** Data shown follows **

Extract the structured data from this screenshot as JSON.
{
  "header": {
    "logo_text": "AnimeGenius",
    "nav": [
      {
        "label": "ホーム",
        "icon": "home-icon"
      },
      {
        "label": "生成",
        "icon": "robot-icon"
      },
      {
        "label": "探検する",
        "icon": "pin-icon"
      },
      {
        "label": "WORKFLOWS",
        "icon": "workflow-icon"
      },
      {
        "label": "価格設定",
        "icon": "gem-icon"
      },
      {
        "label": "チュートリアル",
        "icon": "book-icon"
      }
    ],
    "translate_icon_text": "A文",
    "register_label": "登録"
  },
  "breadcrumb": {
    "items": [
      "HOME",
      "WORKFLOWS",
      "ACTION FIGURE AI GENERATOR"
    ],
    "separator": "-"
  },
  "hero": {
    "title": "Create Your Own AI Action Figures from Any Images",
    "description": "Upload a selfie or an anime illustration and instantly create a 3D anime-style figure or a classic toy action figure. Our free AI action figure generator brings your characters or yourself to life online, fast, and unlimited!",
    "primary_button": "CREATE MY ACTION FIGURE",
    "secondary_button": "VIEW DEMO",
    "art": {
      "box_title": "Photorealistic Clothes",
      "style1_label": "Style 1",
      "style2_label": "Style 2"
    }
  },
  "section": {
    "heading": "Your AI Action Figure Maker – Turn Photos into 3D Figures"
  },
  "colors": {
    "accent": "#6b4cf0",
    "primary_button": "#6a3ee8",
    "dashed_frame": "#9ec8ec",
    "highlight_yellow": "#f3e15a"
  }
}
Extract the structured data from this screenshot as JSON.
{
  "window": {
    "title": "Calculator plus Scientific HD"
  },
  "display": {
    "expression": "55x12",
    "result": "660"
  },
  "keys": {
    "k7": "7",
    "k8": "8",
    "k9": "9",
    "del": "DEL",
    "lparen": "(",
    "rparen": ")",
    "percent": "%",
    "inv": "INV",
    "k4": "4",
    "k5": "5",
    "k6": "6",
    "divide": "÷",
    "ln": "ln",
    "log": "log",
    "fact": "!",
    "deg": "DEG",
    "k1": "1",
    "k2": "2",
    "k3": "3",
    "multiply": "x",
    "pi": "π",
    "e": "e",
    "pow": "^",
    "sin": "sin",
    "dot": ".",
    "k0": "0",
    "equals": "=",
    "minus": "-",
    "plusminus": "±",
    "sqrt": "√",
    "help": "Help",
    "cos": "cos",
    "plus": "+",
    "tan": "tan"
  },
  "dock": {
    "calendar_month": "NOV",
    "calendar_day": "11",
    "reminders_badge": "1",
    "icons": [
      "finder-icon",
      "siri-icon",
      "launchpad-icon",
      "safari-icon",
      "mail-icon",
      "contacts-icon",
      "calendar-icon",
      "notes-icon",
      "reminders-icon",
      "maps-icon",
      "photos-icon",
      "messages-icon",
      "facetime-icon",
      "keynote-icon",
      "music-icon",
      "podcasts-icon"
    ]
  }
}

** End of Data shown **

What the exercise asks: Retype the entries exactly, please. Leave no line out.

Answer below:
Extract the structured data from this screenshot as JSON.
{
  "header": {
    "logo_text": "AnimeGenius",
    "nav": [
      {
        "label": "ホーム",
        "icon": "home-icon"
      },
      {
        "label": "生成",
        "icon": "robot-icon"
      },
      {
        "label": "探検する",
        "icon": "pin-icon"
      },
      {
        "label": "WORKFLOWS",
        "icon": "workflow-icon"
      },
      {
        "label": "価格設定",
        "icon": "gem-icon"
      },
      {
        "label": "チュートリアル",
        "icon": "book-icon"
      }
    ],
    "translate_icon_text": "A文",
    "register_label": "登録"
  },
  "breadcrumb": {
    "items": [
      "HOME",
      "WORKFLOWS",
      "ACTION FIGURE AI GENERATOR"
    ],
    "separator": "-"
  },
  "hero": {
    "title": "Create Your Own AI Action Figures from Any Images",
    "description": "Upload a selfie or an anime illustration and instantly create a 3D anime-style figure or a classic toy action figure. Our free AI action figure generator brings your characters or yourself to life online, fast, and unlimited!",
    "primary_button": "CREATE MY ACTION FIGURE",
    "secondary_button": "VIEW DEMO",
    "art": {
      "box_title": "Photorealistic Clothes",
      "style1_label": "Style 1",
      "style2_label": "Style 2"
    }
  },
  "section": {
    "heading": "Your AI Action Figure Maker – Turn Photos into 3D Figures"
  },
  "colors": {
    "accent": "#6b4cf0",
    "primary_button": "#6a3ee8",
    "dashed_frame": "#9ec8ec",
    "highlight_yellow": "#f3e15a"
  }
}
Extract the structured data from this screenshot as JSON.
{
  "window": {
    "title": "Calculator plus Scientific HD"
  },
  "display": {
    "expression": "55x12",
    "result": "660"
  },
  "keys": {
    "k7": "7",
    "k8": "8",
    "k9": "9",
    "del": "DEL",
    "lparen": "(",
    "rparen": ")",
    "percent": "%",
    "inv": "INV",
    "k4": "4",
    "k5": "5",
    "k6": "6",
    "divide": "÷",
    "ln": "ln",
    "log": "log",
    "fact": "!",
    "deg": "DEG",
    "k1": "1",
    "k2": "2",
    "k3": "3",
    "multiply": "x",
    "pi": "π",
    "e": "e",
    "pow": "^",
    "sin": "sin",
    "dot": ".",
    "k0": "0",
    "equals": "=",
    "minus": "-",
    "plusminus": "±",
    "sqrt": "√",
    "help": "Help",
    "cos": "cos",
    "plus": "+",
    "tan": "tan"
  },
  "dock": {
    "calendar_month": "NOV",
    "calendar_day": "11",
    "reminders_badge": "1",
    "icons": [
      "finder-icon",
      "siri-icon",
      "launchpad-icon",
      "safari-icon",
      "mail-icon",
      "contacts-icon",
      "calendar-icon",
      "notes-icon",
      "reminders-icon",
      "maps-icon",
      "photos-icon",
      "messages-icon",
      "facetime-icon",
      "keynote-icon",
      "music-icon",
      "podcasts-icon"
    ]
  }
}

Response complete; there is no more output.